Regina — Despite commodity prices down off recent highs, resurgent transportation problems and crop disease issues across the Prairies, farmers heard all good news at Farm Credit Canada’s Ag Outlook 2015 conference here Tuesday.
“The sky’s not falling,” said J.P. Gervais, chief ag economist for Regina-based FCC. Actually, he said, things are pretty good.
If Prairie farmers produce the same size crop in 2015 as they produced in 2014, Gervais said, “we may be looking at net cash incomes actually higher.”
Lower interest rates and relief from high prices for farm labour in the wake of falling oil prices also make for a bright picture for farmers. “It’s actually a pretty good story.”
The weather seems poised to co-operate too. Meteorologist Drew Lerner, president of World Weather Inc., expects a good seeding season.
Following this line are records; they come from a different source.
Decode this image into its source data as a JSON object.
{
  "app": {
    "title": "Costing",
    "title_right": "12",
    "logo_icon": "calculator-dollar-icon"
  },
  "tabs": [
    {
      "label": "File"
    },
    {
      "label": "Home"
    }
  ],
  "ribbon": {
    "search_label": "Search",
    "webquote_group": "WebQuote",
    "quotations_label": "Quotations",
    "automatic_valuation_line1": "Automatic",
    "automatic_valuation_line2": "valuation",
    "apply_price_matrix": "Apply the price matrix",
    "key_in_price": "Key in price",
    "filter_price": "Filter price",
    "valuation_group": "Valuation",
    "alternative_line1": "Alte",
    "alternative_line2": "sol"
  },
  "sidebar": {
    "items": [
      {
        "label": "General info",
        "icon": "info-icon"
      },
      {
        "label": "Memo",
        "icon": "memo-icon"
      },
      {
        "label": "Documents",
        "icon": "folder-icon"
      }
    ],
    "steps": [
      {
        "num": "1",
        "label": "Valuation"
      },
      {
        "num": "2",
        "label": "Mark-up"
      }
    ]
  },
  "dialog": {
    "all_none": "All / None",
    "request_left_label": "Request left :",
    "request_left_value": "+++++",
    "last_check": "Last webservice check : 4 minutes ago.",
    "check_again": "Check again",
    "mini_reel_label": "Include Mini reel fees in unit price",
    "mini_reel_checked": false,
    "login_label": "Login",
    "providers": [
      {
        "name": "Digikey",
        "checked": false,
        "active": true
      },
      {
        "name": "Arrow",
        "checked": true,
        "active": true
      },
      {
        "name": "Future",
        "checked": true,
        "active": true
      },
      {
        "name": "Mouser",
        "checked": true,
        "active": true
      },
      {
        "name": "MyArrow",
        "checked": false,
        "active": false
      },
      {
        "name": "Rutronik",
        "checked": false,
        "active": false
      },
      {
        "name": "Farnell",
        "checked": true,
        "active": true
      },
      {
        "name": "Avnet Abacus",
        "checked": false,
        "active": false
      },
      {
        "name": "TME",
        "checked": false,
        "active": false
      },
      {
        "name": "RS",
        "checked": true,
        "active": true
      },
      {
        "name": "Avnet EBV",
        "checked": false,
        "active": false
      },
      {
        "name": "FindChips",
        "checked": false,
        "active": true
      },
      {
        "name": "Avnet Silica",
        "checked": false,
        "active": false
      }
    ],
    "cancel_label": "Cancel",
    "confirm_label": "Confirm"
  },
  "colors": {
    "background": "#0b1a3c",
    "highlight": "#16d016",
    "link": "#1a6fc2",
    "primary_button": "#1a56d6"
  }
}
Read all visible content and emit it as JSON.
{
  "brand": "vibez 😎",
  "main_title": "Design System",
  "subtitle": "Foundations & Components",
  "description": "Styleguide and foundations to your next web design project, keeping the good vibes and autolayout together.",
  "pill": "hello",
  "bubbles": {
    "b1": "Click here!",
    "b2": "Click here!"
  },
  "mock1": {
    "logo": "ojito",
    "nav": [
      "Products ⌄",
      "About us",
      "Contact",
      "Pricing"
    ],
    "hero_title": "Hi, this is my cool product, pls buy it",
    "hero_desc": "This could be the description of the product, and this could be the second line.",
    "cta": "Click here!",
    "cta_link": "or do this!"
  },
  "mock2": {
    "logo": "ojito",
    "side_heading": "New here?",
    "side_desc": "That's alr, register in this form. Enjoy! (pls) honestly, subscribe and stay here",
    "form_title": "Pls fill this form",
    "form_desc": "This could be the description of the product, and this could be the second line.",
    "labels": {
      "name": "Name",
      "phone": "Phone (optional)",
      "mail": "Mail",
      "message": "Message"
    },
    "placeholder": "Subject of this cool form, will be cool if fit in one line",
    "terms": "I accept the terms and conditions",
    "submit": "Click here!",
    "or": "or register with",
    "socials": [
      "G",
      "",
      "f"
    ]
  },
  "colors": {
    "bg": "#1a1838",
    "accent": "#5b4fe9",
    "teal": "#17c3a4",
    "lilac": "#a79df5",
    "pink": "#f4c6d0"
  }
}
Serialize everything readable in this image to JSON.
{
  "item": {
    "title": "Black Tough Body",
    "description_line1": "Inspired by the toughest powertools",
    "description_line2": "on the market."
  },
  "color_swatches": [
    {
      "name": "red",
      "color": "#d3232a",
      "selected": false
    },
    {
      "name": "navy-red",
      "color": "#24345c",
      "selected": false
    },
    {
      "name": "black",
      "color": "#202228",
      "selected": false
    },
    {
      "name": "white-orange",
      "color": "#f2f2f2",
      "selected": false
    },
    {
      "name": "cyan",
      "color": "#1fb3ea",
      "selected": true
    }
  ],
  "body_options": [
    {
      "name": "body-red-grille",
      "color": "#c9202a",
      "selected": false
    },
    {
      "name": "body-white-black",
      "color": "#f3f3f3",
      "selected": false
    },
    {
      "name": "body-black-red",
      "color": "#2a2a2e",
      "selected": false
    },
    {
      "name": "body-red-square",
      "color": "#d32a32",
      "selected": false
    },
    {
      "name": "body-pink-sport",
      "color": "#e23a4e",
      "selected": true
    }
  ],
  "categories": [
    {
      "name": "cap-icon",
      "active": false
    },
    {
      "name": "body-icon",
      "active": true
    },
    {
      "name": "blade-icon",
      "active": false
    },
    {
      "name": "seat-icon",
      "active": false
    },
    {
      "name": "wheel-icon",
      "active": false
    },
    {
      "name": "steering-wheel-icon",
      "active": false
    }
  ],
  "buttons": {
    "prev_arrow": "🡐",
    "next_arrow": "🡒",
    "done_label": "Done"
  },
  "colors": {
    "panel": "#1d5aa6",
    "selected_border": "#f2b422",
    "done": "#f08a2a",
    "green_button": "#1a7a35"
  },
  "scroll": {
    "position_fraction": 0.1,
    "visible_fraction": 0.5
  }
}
“The spring will have some precipitation and we may find ourselves with a little bit of a delay, but it will not be something like the last few years.”
In a session on marketing, Mike Jubinville, lead analyst and president of Pro Farmer Canada, told farmers that although there will be some lows, there will also be chances to lock in good prices.
“I think we’ve gone through a once-in-a-generation paradigm shift in terms of grain marketing,” Jubinville said.
In a market that has had a lot of price volatility over the years, he said, “the old highs have become the new lows.”
Farmers who have been worrying about falling commodity prices may feel better after hearing Jubinville’s prediction: “The downtrend has started to exhaust itself.”
— Leeann Minogue is editor of Grainews at Griffin, Sask.